• _ABOUT THIS TASK_:
Please repeat the entries below exactly as written, leaving out any images.

(Entries from a dataset of interfaces)
>>>>
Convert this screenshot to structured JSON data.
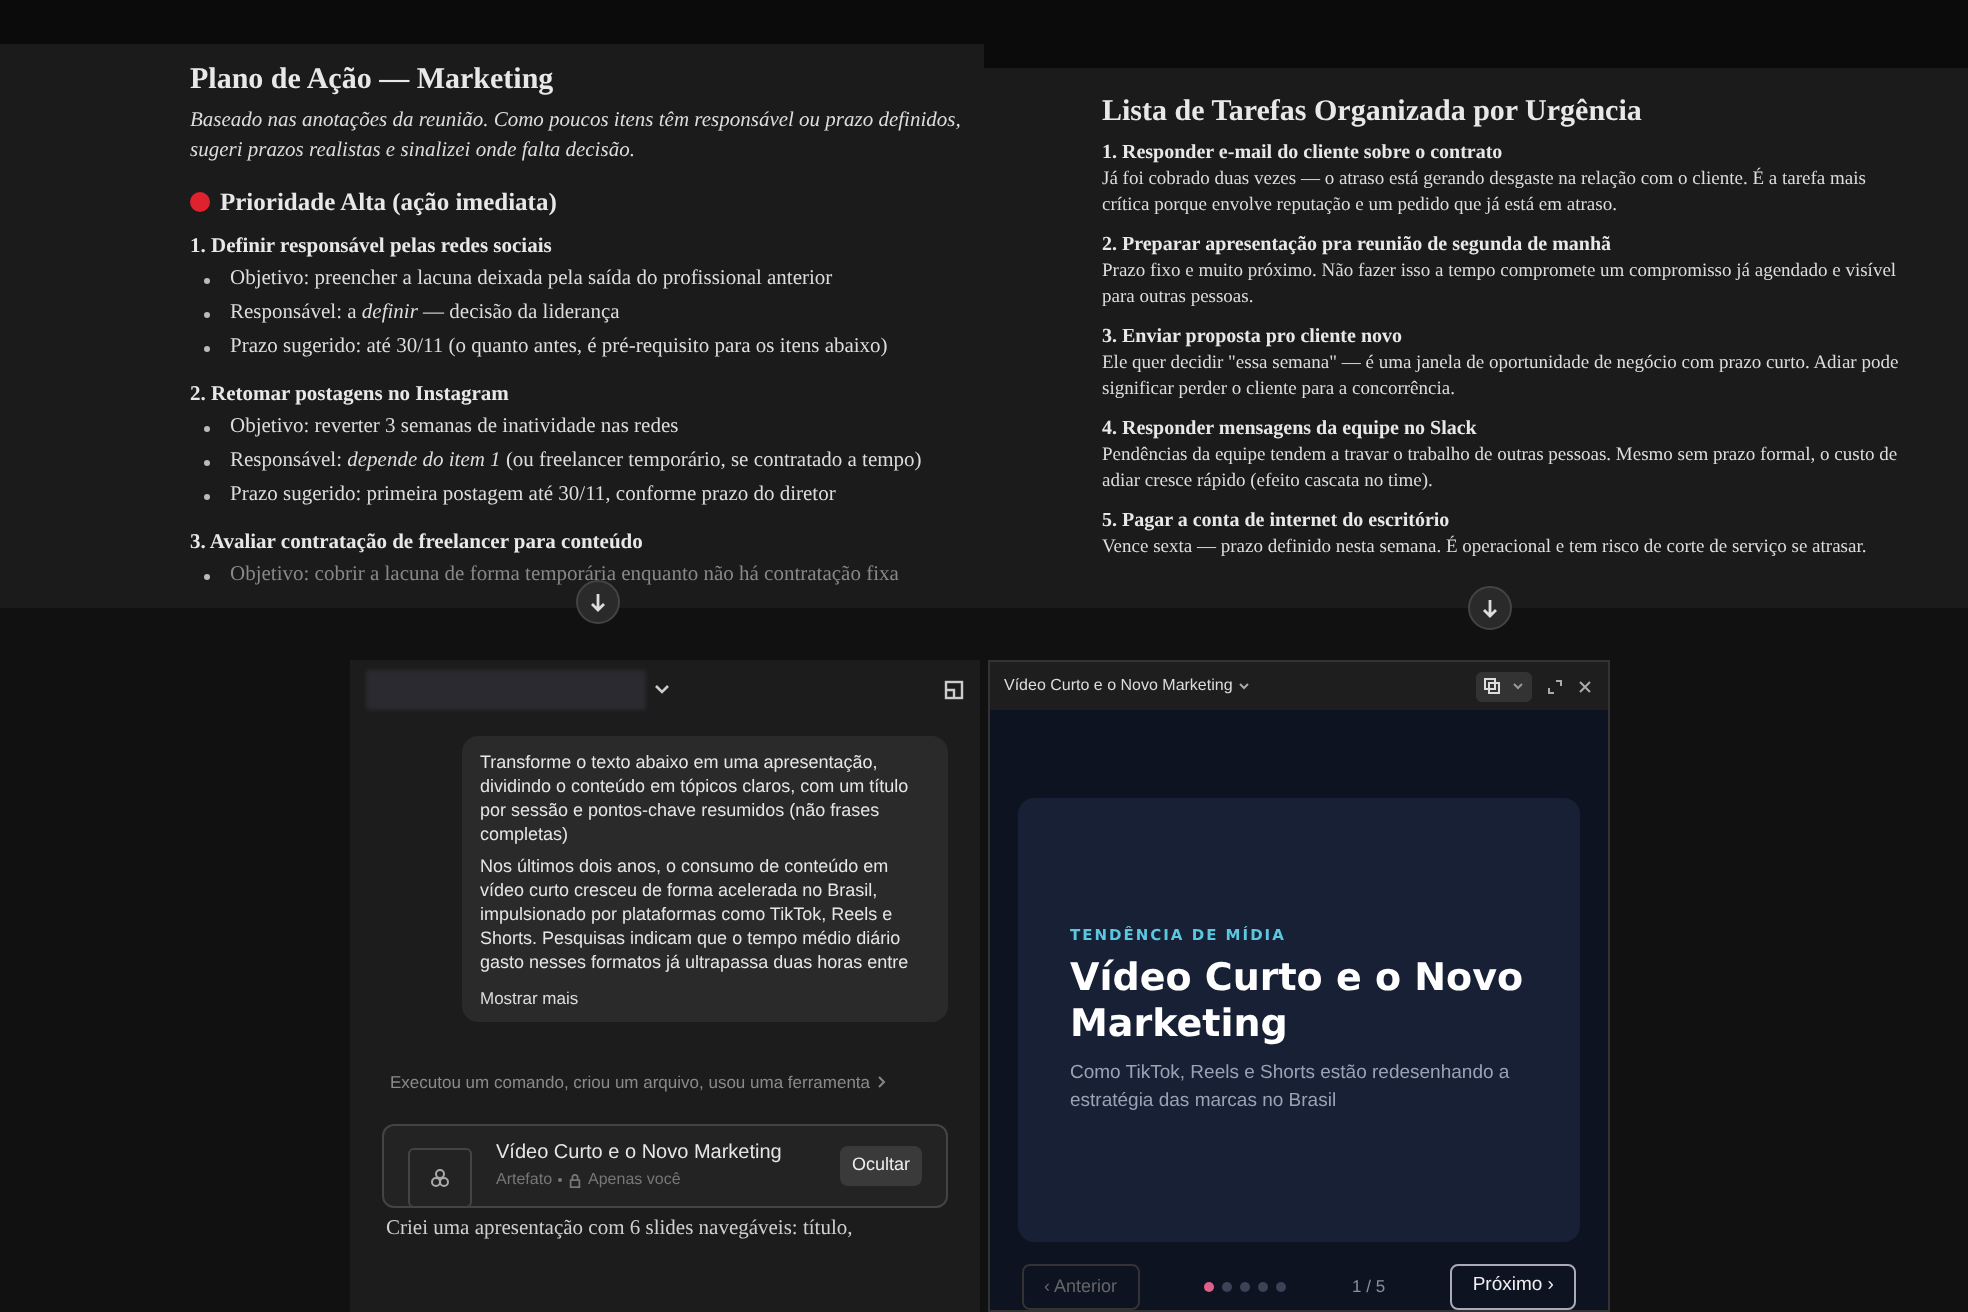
{
  "action_plan": {
    "title": "Plano de Ação — Marketing",
    "intro": "Baseado nas anotações da reunião. Como poucos itens têm responsável ou prazo definidos, sugeri prazos realistas e sinalizei onde falta decisão.",
    "priority": {
      "label": "Prioridade Alta (ação imediata)",
      "color": "#e0222e"
    },
    "tasks": [
      {
        "heading": "1. Definir responsável pelas redes sociais",
        "bullets": [
          "Objetivo: preencher a lacuna deixada pela saída do profissional anterior",
          "Responsável: a *definir* — decisão da liderança",
          "Prazo sugerido: até 30/11 (o quanto antes, é pré-requisito para os itens abaixo)"
        ]
      },
      {
        "heading": "2. Retomar postagens no Instagram",
        "bullets": [
          "Objetivo: reverter 3 semanas de inatividade nas redes",
          "Responsável: *depende do item 1* (ou freelancer temporário, se contratado a tempo)",
          "Prazo sugerido: primeira postagem até 30/11, conforme prazo do diretor"
        ]
      },
      {
        "heading": "3. Avaliar contratação de freelancer para conteúdo",
        "bullets": [
          "Objetivo: cobrir a lacuna de forma temporária enquanto não há contratação fixa"
        ]
      }
    ]
  },
  "task_list": {
    "title": "Lista de Tarefas Organizada por Urgência",
    "items": [
      {
        "heading": "1. Responder e-mail do cliente sobre o contrato",
        "text": "Já foi cobrado duas vezes — o atraso está gerando desgaste na relação com o cliente. É a tarefa mais crítica porque envolve reputação e um pedido que já está em atraso."
      },
      {
        "heading": "2. Preparar apresentação pra reunião de segunda de manhã",
        "text": "Prazo fixo e muito próximo. Não fazer isso a tempo compromete um compromisso já agendado e visível para outras pessoas."
      },
      {
        "heading": "3. Enviar proposta pro cliente novo",
        "text": "Ele quer decidir \"essa semana\" — é uma janela de oportunidade de negócio com prazo curto. Adiar pode significar perder o cliente para a concorrência."
      },
      {
        "heading": "4. Responder mensagens da equipe no Slack",
        "text": "Pendências da equipe tendem a travar o trabalho de outras pessoas. Mesmo sem prazo formal, o custo de adiar cresce rápido (efeito cascata no time)."
      },
      {
        "heading": "5. Pagar a conta de internet do escritório",
        "text": "Vence sexta — prazo definido nesta semana. É operacional e tem risco de corte de serviço se atrasar."
      }
    ]
  },
  "chat": {
    "message": {
      "paragraphs": [
        "Transforme o texto abaixo em uma apresentação, dividindo o conteúdo em tópicos claros, com um título por sessão e pontos-chave resumidos (não frases completas)",
        "Nos últimos dois anos, o consumo de conteúdo em vídeo curto cresceu de forma acelerada no Brasil, impulsionado por plataformas como TikTok, Reels e Shorts. Pesquisas indicam que o tempo médio diário gasto nesses formatos já ultrapassa duas horas entre"
      ],
      "show_more": "Mostrar mais"
    },
    "activity": "Executou um comando, criou um arquivo, usou uma ferramenta",
    "artifact": {
      "title": "Vídeo Curto e o Novo Marketing",
      "meta": "Artefato",
      "visibility": "Apenas você",
      "button": "Ocultar"
    },
    "reply": "Criei uma apresentação com 6 slides navegáveis: título,"
  },
  "preview": {
    "title": "Vídeo Curto e o Novo Marketing",
    "slide": {
      "eyebrow": "TENDÊNCIA DE MÍDIA",
      "title": "Vídeo Curto e o Novo Marketing",
      "subtitle": "Como TikTok, Reels e Shorts estão redesenhando a estratégia das marcas no Brasil"
    },
    "prev": {
      "label": "‹ Anterior",
      "disabled": true
    },
    "dots": [
      {
        "selected": true
      },
      {
        "selected": false
      },
      {
        "selected": false
      },
      {
        "selected": false
      },
      {
        "selected": false
      }
    ],
    "counter": "1 / 5",
    "next": {
      "label": "Próximo ›",
      "disabled": false
    }
  }
}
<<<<
• _RESPONSE BOX_:
Convert this screenshot to structured JSON data.
{
  "action_plan": {
    "title": "Plano de Ação — Marketing",
    "intro": "Baseado nas anotações da reunião. Como poucos itens têm responsável ou prazo definidos, sugeri prazos realistas e sinalizei onde falta decisão.",
    "priority": {
      "label": "Prioridade Alta (ação imediata)",
      "color": "#e0222e"
    },
    "tasks": [
      {
        "heading": "1. Definir responsável pelas redes sociais",
        "bullets": [
          "Objetivo: preencher a lacuna deixada pela saída do profissional anterior",
          "Responsável: a *definir* — decisão da liderança",
          "Prazo sugerido: até 30/11 (o quanto antes, é pré-requisito para os itens abaixo)"
        ]
      },
      {
        "heading": "2. Retomar postagens no Instagram",
        "bullets": [
          "Objetivo: reverter 3 semanas de inatividade nas redes",
          "Responsável: *depende do item 1* (ou freelancer temporário, se contratado a tempo)",
          "Prazo sugerido: primeira postagem até 30/11, conforme prazo do diretor"
        ]
      },
      {
        "heading": "3. Avaliar contratação de freelancer para conteúdo",
        "bullets": [
          "Objetivo: cobrir a lacuna de forma temporária enquanto não há contratação fixa"
        ]
      }
    ]
  },
  "task_list": {
    "title": "Lista de Tarefas Organizada por Urgência",
    "items": [
      {
        "heading": "1. Responder e-mail do cliente sobre o contrato",
        "text": "Já foi cobrado duas vezes — o atraso está gerando desgaste na relação com o cliente. É a tarefa mais crítica porque envolve reputação e um pedido que já está em atraso."
      },
      {
        "heading": "2. Preparar apresentação pra reunião de segunda de manhã",
        "text": "Prazo fixo e muito próximo. Não fazer isso a tempo compromete um compromisso já agendado e visível para outras pessoas."
      },
      {
        "heading": "3. Enviar proposta pro cliente novo",
        "text": "Ele quer decidir \"essa semana\" — é uma janela de oportunidade de negócio com prazo curto. Adiar pode significar perder o cliente para a concorrência."
      },
      {
        "heading": "4. Responder mensagens da equipe no Slack",
        "text": "Pendências da equipe tendem a travar o trabalho de outras pessoas. Mesmo sem prazo formal, o custo de adiar cresce rápido (efeito cascata no time)."
      },
      {
        "heading": "5. Pagar a conta de internet do escritório",
        "text": "Vence sexta — prazo definido nesta semana. É operacional e tem risco de corte de serviço se atrasar."
      }
    ]
  },
  "chat": {
    "message": {
      "paragraphs": [
        "Transforme o texto abaixo em uma apresentação, dividindo o conteúdo em tópicos claros, com um título por sessão e pontos-chave resumidos (não frases completas)",
        "Nos últimos dois anos, o consumo de conteúdo em vídeo curto cresceu de forma acelerada no Brasil, impulsionado por plataformas como TikTok, Reels e Shorts. Pesquisas indicam que o tempo médio diário gasto nesses formatos já ultrapassa duas horas entre"
      ],
      "show_more": "Mostrar mais"
    },
    "activity": "Executou um comando, criou um arquivo, usou uma ferramenta",
    "artifact": {
      "title": "Vídeo Curto e o Novo Marketing",
      "meta": "Artefato",
      "visibility": "Apenas você",
      "button": "Ocultar"
    },
    "reply": "Criei uma apresentação com 6 slides navegáveis: título,"
  },
  "preview": {
    "title": "Vídeo Curto e o Novo Marketing",
    "slide": {
      "eyebrow": "TENDÊNCIA DE MÍDIA",
      "title": "Vídeo Curto e o Novo Marketing",
      "subtitle": "Como TikTok, Reels e Shorts estão redesenhando a estratégia das marcas no Brasil"
    },
    "prev": {
      "label": "‹ Anterior",
      "disabled": true
    },
    "dots": [
      {
        "selected": true
      },
      {
        "selected": false
      },
      {
        "selected": false
      },
      {
        "selected": false
      },
      {
        "selected": false
      }
    ],
    "counter": "1 / 5",
    "next": {
      "label": "Próximo ›",
      "disabled": false
    }
  }
}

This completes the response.